Forensics in computer science is a mixture of knowing not just what 'went wrong' with a technology (as nothing particularly might have been wrong with it) but of the environment in which it was released, the economic and social drivers that were in place when the coding began, and more. It cannot simply be a clinical study into the innards of a system but is rather a kind of sociological study into minds of the stakeholders and developers alike. If done correctly it can be instructive and help avoid future problems on similar projects in the future.
Systems Never Really Die

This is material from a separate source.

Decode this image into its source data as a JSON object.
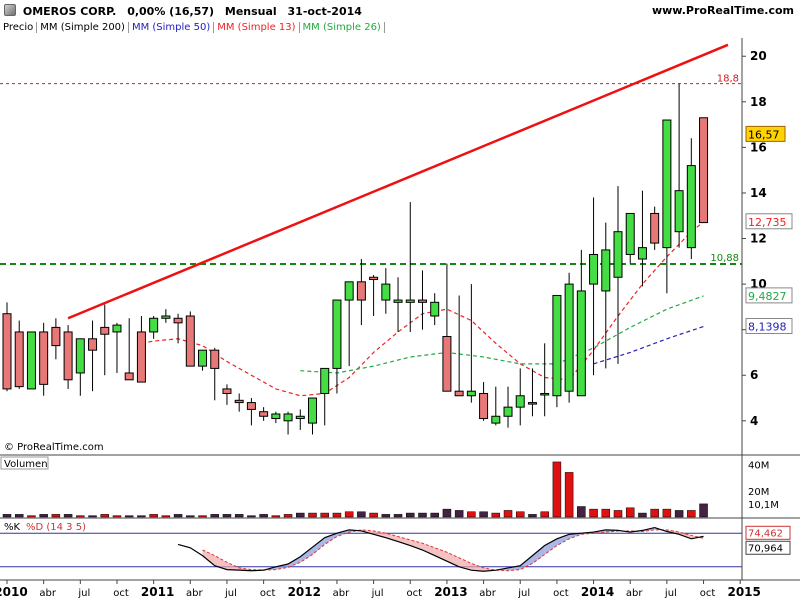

When people die unexpectedly we want to know why. We study them to figure out the cause of death. Software projects are not people any more than computers are people or corporations are people. In other words, when most people die we have no way (presently) of reviving them. Software systems somehow work differently -- a dead project isn't truly ever dead. Like a corporation some wily and intelligent person might come along and revive the whole thing tomorrow.
So since there is no death we have to revise our definition of 'failure.' Today, for our purposes, we will define failure as the inability to achieve critical mass adoption and to secure sustainable financing for the project. Let's study our model in depth.
Money makes the world go 'round. Why? Because money is a mathematical abstraction that is fluid and dynamic. When we have money we stop talking about 'carts' and 'horses' and 'bushels of wheat' as things and start talking about their worth in trade. Hence money is like the verbs in our sentences -- they make the nouns 'go' somewhere.
So when we look at a project forensically we must first ask about the money. How was it funded and where did the money go? Here is a model for funding that has been known to work in the past. Use it to compare the funding of the project you are analyzing:
- Level I - Feasibility (prototyping) and evidence of production readiness
- Level II -- Mini-production of product, some minimal customers, positive feedback
- Level III -- Securing steady financial interest in growth, typically from advanced investors
Level I should have gotten the smallest amount of funding. Only a fool would pour millions into a product that has not been demonstrated to work or has been shown to meet some kind of present need. Next is the Level II funding where the product goes into small-scale production to a small target market. Here you are looking for positive feedback not in the form of testimonials but feedback in the form of money and reliance. When customers rely upon something the money will follow -- if not right away then in short order. Finally Level III means securing longer-term financing from some sophisticated group. In the Open Source world this means sponsors, generally corporate ones. In the private-sector universe it normally means some form of venture capital firm, probably several of them that come in waves (normally referred to as 'rounds').
If a project looks like a withering plant it may be simply because there was very little planning done regarding obtaining and properly spending the money. Second, when too much money comes in Phase I there is the opportunity to overspend. The project heads may have become overconfident and lost their 'hunger' to produce a leading product. Failure to obtain real, paying customers at Level II may be the reason for failure as well. An individual that gets excited about a product but is unwilling to cut a check for it is not of much value at all. Also, sometimes the product creators have a great deal of interest in it but are unable to 'turn the corner' into monetizing it. Google had this problem before they added the targeted ads.
This article is part of a series on System Forensics. We will delve further into this topic in the next post.Go Back
Citation: System Forensics - Part 1. (2015). Retrieved Sun Apr 30 04:58:27 2017, from http://www.limsexpert.com/cgi-bin/bixchange/bixchange.cgi?pom=limsexpert3;iid=readMore;go=1431869662